Each dish also had a story. The venison was killed by a local farmer up on the hill behind the restaurant and every single part of the deer was used over the course of the week. The beef was sourced from a cattle farmer who kept his cows a few miles out on a remote peninsula where they could roam freely and enjoy the best grass. When Three Chimneys orders a cow, the man hikes out to herd the cow back in. The wild mushrooms were dropped off by “the mushroom man” who forages Skye with no shoes, and turns up in the kitchen unannounced with a basket full of mushrooms after weeks of no contact.
A particular highlight was when the Scottish family at our table learned that neither of us had ever tried haggis, a traditional Scottish “treat” comprised of sheep’s heart, liver, and lungs mashed up with oatmeal, onions, and spices, and contained within the stomach casing. I’m a pretty adventurous eater, but I’d been avoiding haggis since we moved to the U.K. The Scottish family insisted we try it, and asked the chef if they had any lying around the kitchen, even though it wasn’t on the menu that night. The chef smiled, wandered off, and a few minutes later we were presented with a beautifully plated dish of haggis topped with a spicy sauce. It was surprisingly delicious, tasting like a rich gourmet sausage.
The Three Chimneys is worth a journey all the way out to Skye. We came away from it feeling inspired to be even more adventurous in our own cooking.
Step 5: Gather Skye Mussels and Learn to Cook Them

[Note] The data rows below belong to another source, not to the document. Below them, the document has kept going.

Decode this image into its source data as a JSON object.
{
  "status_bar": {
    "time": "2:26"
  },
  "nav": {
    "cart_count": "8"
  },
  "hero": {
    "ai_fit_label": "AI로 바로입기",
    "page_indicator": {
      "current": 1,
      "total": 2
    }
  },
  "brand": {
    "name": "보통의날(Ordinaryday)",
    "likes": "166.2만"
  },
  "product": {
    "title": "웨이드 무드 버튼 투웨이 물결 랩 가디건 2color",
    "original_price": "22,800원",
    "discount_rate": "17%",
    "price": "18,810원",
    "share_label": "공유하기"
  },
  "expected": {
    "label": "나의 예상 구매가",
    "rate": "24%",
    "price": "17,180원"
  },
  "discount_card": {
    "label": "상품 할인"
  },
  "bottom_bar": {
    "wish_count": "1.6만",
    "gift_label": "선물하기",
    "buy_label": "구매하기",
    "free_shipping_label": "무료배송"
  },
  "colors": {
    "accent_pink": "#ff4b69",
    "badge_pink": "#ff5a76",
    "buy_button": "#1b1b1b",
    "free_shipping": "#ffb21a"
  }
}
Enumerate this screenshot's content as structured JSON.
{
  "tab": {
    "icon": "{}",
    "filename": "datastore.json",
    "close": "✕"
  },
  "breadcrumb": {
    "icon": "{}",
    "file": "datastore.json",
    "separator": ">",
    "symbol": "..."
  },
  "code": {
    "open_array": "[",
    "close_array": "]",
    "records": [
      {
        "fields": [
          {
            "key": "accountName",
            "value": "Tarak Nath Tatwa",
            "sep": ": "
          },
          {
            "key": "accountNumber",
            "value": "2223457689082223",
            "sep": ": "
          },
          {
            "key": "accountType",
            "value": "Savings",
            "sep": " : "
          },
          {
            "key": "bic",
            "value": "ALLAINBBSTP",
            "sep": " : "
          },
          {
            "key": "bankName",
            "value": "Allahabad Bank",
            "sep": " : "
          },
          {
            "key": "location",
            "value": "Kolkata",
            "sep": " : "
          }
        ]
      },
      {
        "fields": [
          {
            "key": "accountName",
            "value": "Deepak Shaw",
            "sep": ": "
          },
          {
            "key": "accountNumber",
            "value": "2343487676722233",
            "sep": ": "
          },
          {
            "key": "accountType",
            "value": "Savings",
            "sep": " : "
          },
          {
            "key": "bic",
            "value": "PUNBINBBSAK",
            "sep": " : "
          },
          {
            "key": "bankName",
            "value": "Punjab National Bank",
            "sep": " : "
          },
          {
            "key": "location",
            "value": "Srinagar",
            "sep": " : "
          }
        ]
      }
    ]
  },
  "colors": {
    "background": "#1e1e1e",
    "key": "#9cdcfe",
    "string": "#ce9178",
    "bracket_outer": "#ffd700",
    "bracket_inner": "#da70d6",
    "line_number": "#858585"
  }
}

Having eaten mostly freeze dried camping meals, and then splurging on so many of Skye’s wonderful food destinations in one day, it was a welcomed change of pace to enjoy home cooked meals at Andy and Dorothy’s for the second half of our trip. Andy and Dorothy live in Tokavaig, a beautiful crofting village on the Isle’s southern peninsula, Sleat. Their house overlooks Loch Eishort, and across the bay to the Cuillin Ridge.
On our first day, they took us on a walking a tour of their land and the surrounding areas, complete with an adventure to forage for mussels! The tide was low, making it easy to spot mussels for gathering.
That evening, Dorothy taught me how to cook mussels. I was surprised at how simple it was, and how delicious they were. Of course, the fact that they were so fresh certainly helped. The only way they could have been any better is if we’d cooked them over a fire on the beach instead.
8-10 mussels per person
4-6 shallots or 1 yellow onion
3 garlic cloves
Dash olive oil
1 cup dry white whine
1 cup vegetable stock
Salt and pepper, freshly ground
- To ensure all of the mussels are safe to eat, fill a large mixing bowl with water and submerge the mussels in the water. If any of the mussels float, they are unsafe to eat and can be discarded.
- Scrub all of the viable mussels with a brush in cold water. Remove the “beards” – the strings hanging from the end of the mussels – with your fingers or a small pairing knife.
- Finely chop the shallots or onion and garlic.
- Heat the shallots or onion and garlic over medium heat with the olive oil. Add the wine, stock or water, and salt and pepper. Simmer the liquid for around 5-7 minutes over medium heat.
- Add the mussels to the liquid (they won’t be fully submerged), cover the pot, and raise the heat to high.
- Cook the mussels in the liquid for about 5 minutes, or until they’ve all opened their shells.
- Serve the mussels with the broth, and top with parsley.